[[ RECORDS SUPPLIED, beginning ]]

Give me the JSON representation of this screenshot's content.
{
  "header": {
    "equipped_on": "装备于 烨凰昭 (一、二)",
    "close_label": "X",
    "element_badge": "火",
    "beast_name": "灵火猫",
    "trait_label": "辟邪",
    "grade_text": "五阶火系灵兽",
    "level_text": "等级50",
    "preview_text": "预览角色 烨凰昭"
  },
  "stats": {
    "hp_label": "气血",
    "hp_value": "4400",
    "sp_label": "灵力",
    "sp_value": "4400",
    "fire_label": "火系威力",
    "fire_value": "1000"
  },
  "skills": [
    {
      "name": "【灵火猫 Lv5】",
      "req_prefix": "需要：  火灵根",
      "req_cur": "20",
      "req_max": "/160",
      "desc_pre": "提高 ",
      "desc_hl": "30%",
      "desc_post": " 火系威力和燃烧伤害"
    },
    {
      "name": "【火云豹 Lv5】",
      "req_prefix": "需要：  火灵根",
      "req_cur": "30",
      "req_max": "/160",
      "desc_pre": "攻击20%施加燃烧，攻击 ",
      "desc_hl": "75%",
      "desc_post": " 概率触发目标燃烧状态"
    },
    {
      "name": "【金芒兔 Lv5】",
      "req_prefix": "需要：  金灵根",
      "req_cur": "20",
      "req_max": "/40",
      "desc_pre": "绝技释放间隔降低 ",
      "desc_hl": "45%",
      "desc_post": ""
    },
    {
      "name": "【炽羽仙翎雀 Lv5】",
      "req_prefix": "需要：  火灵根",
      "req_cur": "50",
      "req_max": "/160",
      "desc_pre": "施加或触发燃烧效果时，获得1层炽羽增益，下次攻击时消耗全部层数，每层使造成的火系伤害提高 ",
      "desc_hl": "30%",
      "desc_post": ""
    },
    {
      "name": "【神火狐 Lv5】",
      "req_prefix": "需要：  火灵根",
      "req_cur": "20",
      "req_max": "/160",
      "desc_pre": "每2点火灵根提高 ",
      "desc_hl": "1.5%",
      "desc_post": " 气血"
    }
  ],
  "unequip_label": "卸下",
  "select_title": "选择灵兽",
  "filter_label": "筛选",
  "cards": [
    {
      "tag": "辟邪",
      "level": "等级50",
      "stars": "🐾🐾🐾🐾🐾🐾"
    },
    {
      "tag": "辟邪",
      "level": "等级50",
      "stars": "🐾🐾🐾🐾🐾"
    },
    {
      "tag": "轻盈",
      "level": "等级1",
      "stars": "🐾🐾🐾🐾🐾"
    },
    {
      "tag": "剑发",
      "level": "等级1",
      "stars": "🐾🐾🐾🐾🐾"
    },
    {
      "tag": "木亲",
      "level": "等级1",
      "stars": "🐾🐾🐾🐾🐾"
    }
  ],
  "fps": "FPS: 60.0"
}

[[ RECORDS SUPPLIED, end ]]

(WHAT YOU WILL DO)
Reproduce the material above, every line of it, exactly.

(ANSWER SECTION)
Give me the JSON representation of this screenshot's content.
{
  "header": {
    "equipped_on": "装备于 烨凰昭 (一、二)",
    "close_label": "X",
    "element_badge": "火",
    "beast_name": "灵火猫",
    "trait_label": "辟邪",
    "grade_text": "五阶火系灵兽",
    "level_text": "等级50",
    "preview_text": "预览角色 烨凰昭"
  },
  "stats": {
    "hp_label": "气血",
    "hp_value": "4400",
    "sp_label": "灵力",
    "sp_value": "4400",
    "fire_label": "火系威力",
    "fire_value": "1000"
  },
  "skills": [
    {
      "name": "【灵火猫 Lv5】",
      "req_prefix": "需要：  火灵根",
      "req_cur": "20",
      "req_max": "/160",
      "desc_pre": "提高 ",
      "desc_hl": "30%",
      "desc_post": " 火系威力和燃烧伤害"
    },
    {
      "name": "【火云豹 Lv5】",
      "req_prefix": "需要：  火灵根",
      "req_cur": "30",
      "req_max": "/160",
      "desc_pre": "攻击20%施加燃烧，攻击 ",
      "desc_hl": "75%",
      "desc_post": " 概率触发目标燃烧状态"
    },
    {
      "name": "【金芒兔 Lv5】",
      "req_prefix": "需要：  金灵根",
      "req_cur": "20",
      "req_max": "/40",
      "desc_pre": "绝技释放间隔降低 ",
      "desc_hl": "45%",
      "desc_post": ""
    },
    {
      "name": "【炽羽仙翎雀 Lv5】",
      "req_prefix": "需要：  火灵根",
      "req_cur": "50",
      "req_max": "/160",
      "desc_pre": "施加或触发燃烧效果时，获得1层炽羽增益，下次攻击时消耗全部层数，每层使造成的火系伤害提高 ",
      "desc_hl": "30%",
      "desc_post": ""
    },
    {
      "name": "【神火狐 Lv5】",
      "req_prefix": "需要：  火灵根",
      "req_cur": "20",
      "req_max": "/160",
      "desc_pre": "每2点火灵根提高 ",
      "desc_hl": "1.5%",
      "desc_post": " 气血"
    }
  ],
  "unequip_label": "卸下",
  "select_title": "选择灵兽",
  "filter_label": "筛选",
  "cards": [
    {
      "tag": "辟邪",
      "level": "等级50",
      "stars": "🐾🐾🐾🐾🐾🐾"
    },
    {
      "tag": "辟邪",
      "level": "等级50",
      "stars": "🐾🐾🐾🐾🐾"
    },
    {
      "tag": "轻盈",
      "level": "等级1",
      "stars": "🐾🐾🐾🐾🐾"
    },
    {
      "tag": "剑发",
      "level": "等级1",
      "stars": "🐾🐾🐾🐾🐾"
    },
    {
      "tag": "木亲",
      "level": "等级1",
      "stars": "🐾🐾🐾🐾🐾"
    }
  ],
  "fps": "FPS: 60.0"
}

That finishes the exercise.